Kolaka, one of the most historical nickel producers in the country, experiencing appalling developments when almost 50% of its economy depends on mining, whereas this figure ranged from 8-15% only in 15-20 years ago.
These regions are undoubtedly vulnerable considering the nature of mineral as non-renewable. Extractive sectors eliminated economic independence and put local people exposed to economic turmoil and pressures on global commodity prices.
When the extractive activities halted, which could be anytime, the regional economy would immediately paralyze as a result of losing its primary support in a split second.
Resource governance reform
The extractive industry governance in the country has been misguided. Investments that expected to contribute to the national economy have led to false growth symptoms.
The Covid-19 pandemic should be the momentum to restructure it. It is now the time for industry and government to escape from the trap of past perspectives.
Shared-use of digital technology infrastructure is just an example of how extractive industries can leverage the local communities. On a broader scale, shared-use may target other corporate infrastructure and help the societies to access financial assistance, logistics, and markets for their economic activities. By doing so, the CSR programs could generate more independent with the diversified local economy.
The shared-use is a way to help unlock the social and economic potential to give birth to competitive rural societies and build comparative advantages.
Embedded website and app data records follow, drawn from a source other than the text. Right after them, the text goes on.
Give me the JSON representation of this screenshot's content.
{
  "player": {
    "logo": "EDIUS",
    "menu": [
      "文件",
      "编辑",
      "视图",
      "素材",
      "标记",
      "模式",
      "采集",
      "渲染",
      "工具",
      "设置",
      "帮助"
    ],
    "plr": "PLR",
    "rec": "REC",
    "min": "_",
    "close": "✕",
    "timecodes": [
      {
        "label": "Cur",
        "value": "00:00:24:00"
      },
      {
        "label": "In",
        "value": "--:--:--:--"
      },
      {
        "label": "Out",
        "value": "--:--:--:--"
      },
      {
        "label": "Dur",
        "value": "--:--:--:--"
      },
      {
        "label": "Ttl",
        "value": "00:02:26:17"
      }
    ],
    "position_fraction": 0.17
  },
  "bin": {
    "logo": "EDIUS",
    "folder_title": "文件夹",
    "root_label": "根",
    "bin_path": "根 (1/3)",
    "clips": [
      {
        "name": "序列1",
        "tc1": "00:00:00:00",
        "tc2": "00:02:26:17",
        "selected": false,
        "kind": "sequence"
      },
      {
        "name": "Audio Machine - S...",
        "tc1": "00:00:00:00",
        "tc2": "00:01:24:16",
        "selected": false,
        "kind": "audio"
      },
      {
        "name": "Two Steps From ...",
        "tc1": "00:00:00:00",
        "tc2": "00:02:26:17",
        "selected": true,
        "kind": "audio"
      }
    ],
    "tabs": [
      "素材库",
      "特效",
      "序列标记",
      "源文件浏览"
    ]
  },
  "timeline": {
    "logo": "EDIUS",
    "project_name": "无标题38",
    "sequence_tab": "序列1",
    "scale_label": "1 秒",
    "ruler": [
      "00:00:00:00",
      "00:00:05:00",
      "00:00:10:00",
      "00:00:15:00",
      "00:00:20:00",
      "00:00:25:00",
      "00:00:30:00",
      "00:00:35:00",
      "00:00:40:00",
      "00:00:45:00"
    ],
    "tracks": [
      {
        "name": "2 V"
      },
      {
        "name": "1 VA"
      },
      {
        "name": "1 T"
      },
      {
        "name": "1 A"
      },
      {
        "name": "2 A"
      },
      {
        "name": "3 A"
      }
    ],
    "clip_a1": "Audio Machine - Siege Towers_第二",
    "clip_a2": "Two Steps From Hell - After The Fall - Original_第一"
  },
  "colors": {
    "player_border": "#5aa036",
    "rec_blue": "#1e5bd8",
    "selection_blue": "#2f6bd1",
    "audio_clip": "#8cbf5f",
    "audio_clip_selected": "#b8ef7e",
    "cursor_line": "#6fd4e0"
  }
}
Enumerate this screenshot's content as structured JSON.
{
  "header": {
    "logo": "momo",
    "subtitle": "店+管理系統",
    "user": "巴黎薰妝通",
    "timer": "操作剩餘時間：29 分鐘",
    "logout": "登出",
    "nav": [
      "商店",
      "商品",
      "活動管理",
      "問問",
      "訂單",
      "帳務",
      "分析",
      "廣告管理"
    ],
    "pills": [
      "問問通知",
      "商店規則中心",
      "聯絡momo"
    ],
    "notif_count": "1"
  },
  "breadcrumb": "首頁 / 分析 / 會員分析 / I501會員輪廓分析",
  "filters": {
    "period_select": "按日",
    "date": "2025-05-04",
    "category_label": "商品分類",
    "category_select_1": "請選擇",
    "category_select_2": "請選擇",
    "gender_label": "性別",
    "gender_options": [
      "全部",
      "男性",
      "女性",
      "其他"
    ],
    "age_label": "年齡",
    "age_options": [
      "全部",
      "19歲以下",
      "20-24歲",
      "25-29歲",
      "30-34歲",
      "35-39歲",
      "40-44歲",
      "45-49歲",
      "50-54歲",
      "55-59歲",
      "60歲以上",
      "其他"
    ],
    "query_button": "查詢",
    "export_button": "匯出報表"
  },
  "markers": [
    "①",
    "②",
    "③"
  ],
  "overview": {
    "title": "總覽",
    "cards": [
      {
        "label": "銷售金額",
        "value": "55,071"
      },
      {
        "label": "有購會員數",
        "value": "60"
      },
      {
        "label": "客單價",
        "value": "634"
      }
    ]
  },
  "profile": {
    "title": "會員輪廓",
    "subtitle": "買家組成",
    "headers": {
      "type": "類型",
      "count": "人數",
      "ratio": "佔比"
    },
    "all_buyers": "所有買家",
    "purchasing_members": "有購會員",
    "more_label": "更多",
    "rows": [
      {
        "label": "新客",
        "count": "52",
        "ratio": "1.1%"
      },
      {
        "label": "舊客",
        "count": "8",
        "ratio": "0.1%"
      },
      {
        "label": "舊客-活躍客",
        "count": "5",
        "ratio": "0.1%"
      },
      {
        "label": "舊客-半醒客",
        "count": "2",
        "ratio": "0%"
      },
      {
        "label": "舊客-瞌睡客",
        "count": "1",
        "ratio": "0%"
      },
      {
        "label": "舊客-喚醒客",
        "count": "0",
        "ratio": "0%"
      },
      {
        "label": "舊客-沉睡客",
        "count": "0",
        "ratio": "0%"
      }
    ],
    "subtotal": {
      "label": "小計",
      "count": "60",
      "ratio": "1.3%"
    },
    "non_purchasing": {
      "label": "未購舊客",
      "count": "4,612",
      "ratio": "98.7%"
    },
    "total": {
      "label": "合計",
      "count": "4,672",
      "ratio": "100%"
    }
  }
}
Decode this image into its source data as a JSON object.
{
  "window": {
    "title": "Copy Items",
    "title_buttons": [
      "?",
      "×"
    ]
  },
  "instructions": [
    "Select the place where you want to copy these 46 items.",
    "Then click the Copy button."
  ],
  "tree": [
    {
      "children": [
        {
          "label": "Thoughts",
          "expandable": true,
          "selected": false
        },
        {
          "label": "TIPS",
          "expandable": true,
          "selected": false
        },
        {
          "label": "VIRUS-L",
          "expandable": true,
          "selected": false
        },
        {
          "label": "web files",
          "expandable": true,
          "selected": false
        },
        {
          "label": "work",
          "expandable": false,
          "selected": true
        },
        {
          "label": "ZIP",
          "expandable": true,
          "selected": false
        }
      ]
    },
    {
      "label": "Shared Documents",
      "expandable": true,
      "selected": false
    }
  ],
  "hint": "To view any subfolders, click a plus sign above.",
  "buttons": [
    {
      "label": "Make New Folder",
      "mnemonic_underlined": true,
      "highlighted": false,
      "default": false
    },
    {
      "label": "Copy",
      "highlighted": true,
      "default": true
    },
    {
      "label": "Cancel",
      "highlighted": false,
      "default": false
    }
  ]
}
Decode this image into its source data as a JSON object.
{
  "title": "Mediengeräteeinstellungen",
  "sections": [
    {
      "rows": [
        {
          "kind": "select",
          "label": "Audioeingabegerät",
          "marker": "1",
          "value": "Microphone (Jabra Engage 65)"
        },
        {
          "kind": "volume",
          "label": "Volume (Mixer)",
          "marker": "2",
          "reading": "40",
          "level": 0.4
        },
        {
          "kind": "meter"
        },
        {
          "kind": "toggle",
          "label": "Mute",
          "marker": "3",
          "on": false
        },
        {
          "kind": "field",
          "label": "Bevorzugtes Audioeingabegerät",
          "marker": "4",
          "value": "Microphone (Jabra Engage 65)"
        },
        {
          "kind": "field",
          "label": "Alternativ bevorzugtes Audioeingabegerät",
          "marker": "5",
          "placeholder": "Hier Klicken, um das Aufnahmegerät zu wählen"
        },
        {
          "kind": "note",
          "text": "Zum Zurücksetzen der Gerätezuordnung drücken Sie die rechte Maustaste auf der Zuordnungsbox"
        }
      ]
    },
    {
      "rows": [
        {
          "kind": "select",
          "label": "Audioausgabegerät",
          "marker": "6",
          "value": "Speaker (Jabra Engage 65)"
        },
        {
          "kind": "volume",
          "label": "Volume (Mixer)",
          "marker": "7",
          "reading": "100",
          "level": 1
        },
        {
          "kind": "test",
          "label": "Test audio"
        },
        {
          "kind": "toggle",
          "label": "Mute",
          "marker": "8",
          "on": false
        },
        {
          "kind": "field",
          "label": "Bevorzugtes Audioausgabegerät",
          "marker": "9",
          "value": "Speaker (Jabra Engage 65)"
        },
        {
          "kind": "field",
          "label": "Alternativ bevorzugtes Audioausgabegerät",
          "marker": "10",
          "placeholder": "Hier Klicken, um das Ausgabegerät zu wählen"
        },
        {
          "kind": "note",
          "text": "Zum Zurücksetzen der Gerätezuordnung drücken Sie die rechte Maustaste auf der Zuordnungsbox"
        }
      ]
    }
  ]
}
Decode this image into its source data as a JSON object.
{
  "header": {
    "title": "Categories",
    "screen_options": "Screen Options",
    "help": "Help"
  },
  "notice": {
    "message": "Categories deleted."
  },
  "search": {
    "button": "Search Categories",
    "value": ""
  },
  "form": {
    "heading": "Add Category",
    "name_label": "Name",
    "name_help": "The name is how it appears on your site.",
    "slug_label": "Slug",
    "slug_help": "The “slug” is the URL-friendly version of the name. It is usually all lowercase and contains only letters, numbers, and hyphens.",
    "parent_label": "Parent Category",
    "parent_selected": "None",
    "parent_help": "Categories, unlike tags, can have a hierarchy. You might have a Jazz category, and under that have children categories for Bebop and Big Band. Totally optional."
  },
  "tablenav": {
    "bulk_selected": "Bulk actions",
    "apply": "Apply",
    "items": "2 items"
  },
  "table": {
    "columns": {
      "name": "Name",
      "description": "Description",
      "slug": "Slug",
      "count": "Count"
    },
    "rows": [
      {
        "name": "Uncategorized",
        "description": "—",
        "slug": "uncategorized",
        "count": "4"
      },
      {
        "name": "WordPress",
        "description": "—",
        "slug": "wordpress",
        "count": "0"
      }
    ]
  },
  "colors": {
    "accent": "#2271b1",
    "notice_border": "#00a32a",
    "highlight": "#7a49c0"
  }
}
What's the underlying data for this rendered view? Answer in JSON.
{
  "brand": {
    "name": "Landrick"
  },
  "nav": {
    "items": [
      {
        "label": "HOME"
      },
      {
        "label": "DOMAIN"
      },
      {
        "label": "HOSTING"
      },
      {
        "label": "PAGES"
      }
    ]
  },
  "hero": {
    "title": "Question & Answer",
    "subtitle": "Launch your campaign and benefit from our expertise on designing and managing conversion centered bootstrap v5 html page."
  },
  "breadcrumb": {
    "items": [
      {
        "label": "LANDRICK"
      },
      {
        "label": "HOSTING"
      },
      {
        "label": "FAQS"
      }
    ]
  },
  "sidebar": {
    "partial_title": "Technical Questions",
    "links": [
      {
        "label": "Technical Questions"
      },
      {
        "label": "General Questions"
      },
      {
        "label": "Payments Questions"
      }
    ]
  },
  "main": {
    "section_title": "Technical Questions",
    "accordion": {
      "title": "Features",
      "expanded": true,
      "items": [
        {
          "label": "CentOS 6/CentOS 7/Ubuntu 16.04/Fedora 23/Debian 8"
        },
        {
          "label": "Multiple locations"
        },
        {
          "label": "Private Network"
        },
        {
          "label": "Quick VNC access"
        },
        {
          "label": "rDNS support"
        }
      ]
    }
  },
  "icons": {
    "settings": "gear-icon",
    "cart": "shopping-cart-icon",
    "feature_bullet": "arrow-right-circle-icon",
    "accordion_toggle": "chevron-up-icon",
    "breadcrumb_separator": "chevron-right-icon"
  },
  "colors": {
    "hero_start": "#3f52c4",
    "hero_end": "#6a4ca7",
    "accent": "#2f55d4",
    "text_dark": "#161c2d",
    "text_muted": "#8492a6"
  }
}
This policy can be considered as the trade-off for community acceptance and government permission on extractive project developments.
From the business perspective, shared-use not only can reinforce the company brand and enhance the corporate image but also may strengthen the stakeholder engagement, especially with the community and local government. It is an essential measure to embody of socially responsible investment principle with the ultimate goal of sustainability.